In 1854, Clara Barton, who had formerly worked as a teacher and school principal, became the first woman to work at the U.S. Patent Office. Having seen the need early in the Civil War (1861) for medical supplies, food and clothing, she began stockpiling these items. She also saw the need for emotional support for the soldiers and she read to them, helped them write letters to their families and talked to them. During the Civil War, she nursed soldiers on the battlefields of the Civil War and delivered much-needed supplies, becoming known as “the angel of the battlefields”. Traveling abroad after the Civil War, she was introduced to the Red Cross and undertook the successful effort to find the funding and governmental support needed to establish a comparable organization in the U.S. In 1881, she founded the American Red Cross and served as its president until her death. Barton has been featured on a U.S. postage stamp and inducted into the National Women’s Hall of Fame.
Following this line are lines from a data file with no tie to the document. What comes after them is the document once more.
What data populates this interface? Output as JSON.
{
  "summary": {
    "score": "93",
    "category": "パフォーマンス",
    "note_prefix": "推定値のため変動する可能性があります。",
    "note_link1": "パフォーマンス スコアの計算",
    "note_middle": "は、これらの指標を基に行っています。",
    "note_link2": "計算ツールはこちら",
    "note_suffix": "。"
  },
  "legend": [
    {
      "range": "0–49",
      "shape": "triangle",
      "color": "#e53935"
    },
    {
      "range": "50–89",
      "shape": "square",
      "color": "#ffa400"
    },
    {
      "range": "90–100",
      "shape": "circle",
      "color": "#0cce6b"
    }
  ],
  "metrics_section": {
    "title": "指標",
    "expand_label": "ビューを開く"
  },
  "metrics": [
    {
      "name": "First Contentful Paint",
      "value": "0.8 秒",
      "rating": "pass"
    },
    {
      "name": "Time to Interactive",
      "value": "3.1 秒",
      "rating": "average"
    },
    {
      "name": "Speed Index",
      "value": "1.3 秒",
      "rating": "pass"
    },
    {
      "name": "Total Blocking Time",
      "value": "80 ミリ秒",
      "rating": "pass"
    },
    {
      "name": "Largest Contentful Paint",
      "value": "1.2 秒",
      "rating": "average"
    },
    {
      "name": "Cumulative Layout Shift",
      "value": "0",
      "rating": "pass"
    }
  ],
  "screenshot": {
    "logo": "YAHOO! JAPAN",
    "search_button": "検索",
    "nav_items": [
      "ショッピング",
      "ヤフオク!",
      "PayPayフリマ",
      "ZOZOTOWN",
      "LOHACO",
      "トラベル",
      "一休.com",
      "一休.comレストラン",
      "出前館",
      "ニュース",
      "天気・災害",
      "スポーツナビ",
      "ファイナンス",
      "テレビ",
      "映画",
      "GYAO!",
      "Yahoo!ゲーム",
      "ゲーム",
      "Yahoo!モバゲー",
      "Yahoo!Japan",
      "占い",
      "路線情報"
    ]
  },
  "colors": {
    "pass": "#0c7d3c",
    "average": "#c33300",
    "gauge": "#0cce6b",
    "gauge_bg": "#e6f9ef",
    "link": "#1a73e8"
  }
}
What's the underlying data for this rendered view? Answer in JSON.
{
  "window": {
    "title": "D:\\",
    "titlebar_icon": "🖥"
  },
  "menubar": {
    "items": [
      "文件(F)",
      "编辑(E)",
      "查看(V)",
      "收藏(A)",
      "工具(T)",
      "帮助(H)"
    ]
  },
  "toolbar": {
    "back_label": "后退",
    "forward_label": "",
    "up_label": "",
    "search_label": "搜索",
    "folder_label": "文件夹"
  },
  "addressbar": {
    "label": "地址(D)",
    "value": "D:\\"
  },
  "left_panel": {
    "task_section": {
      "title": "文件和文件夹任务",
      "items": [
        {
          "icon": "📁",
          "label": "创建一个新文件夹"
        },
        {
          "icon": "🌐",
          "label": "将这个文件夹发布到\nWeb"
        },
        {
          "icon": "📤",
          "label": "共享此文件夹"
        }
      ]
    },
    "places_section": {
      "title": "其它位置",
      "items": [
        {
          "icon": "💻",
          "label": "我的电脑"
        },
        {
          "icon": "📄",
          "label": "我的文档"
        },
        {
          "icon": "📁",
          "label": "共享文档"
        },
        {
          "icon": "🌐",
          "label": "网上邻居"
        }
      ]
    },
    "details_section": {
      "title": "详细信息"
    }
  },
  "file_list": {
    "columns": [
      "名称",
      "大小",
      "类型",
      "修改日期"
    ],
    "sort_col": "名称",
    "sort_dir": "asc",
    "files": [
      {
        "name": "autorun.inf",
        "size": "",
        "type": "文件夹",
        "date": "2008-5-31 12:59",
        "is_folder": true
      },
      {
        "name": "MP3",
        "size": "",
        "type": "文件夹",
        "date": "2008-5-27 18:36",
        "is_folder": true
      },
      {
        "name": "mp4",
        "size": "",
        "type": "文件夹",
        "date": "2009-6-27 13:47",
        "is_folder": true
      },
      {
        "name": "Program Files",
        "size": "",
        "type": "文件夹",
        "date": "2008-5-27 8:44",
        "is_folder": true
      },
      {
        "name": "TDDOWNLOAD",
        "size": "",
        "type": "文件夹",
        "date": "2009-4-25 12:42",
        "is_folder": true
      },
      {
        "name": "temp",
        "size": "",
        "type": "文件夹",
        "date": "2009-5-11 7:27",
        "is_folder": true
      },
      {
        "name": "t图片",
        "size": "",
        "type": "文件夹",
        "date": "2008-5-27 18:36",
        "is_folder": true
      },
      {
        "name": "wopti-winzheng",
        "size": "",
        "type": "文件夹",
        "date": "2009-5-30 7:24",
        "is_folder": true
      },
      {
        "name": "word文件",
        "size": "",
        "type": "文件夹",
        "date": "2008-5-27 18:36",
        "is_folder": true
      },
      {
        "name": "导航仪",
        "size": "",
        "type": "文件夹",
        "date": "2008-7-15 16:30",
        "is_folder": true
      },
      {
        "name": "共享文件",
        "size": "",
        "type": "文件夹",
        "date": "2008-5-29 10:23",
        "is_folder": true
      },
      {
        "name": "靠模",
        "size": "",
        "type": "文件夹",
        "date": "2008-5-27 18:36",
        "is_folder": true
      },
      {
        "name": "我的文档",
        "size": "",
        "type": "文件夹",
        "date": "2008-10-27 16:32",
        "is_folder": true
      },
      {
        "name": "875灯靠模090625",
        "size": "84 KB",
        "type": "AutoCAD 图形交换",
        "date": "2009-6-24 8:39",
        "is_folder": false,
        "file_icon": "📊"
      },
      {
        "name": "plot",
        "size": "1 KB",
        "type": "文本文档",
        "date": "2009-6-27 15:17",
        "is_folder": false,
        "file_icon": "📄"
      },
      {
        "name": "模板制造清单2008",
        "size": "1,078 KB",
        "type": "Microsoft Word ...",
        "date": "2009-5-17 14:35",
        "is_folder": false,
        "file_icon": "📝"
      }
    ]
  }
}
Known for authoring a book that has sold millions of copies and is second in sales worldwide only to the Bible, Atlanta native Margaret Mitchell worked on her novel Gone with the Wind after serving as a feature writer for the Atlanta Journal. A harsh critic of her own work, she was surprised and overwhelmed at the unanticipated success of the novel and subsequent movie. Hattie McDaniel played Mammy in the movie; her performance earned her an Oscar, the first awarded to an African American. Four U.S. postage stamps have ties to the book and movie. These stamps feature 1) Margaret Mitchell, 2) Hattie McDaniel, 3) the book, and 4) a scene from the movie.
Women participate and contribute to every area of our lives. These women with ties to the Civil War, as well as many others, almost all of whom we have not heard about, nor learned about in school, across all fields of endeavor, are profiled in our book, Her Story: A Timeline of the Women Who Changed America. Help us by continuing to tell women’s stories. Write women back into history!
Jill S. Tietjen, PE, is an author, national speaker, and an electrical engineer. After 40 years in the electric utility industry, her professional focus is now on women’s advocacy, worldwide. She blogs for The Huffington Post, speaks nationally on the accomplishments of women, nominates women for awards, and continues to write books (8 published to date), following in the footsteps of her bestselling and award-winning book, Her Story: A Timeline of the Women Who Changed America (written with Charlotte Waisman). She is a frequent keynote speaker as her positive energy and her ability to relate to the audience result in inspired and energized listeners. The recipient of many awards, her induction into the Colorado Women’s Hall of Fame in 2010 remains one of her most treasured.
Charlotte S. Waisman, Ph.D. is a national champion and advocate for women as a professor and keynote speaker. A corporate leader, executive coach, and facilitator, she conducts leadership workshops nationally.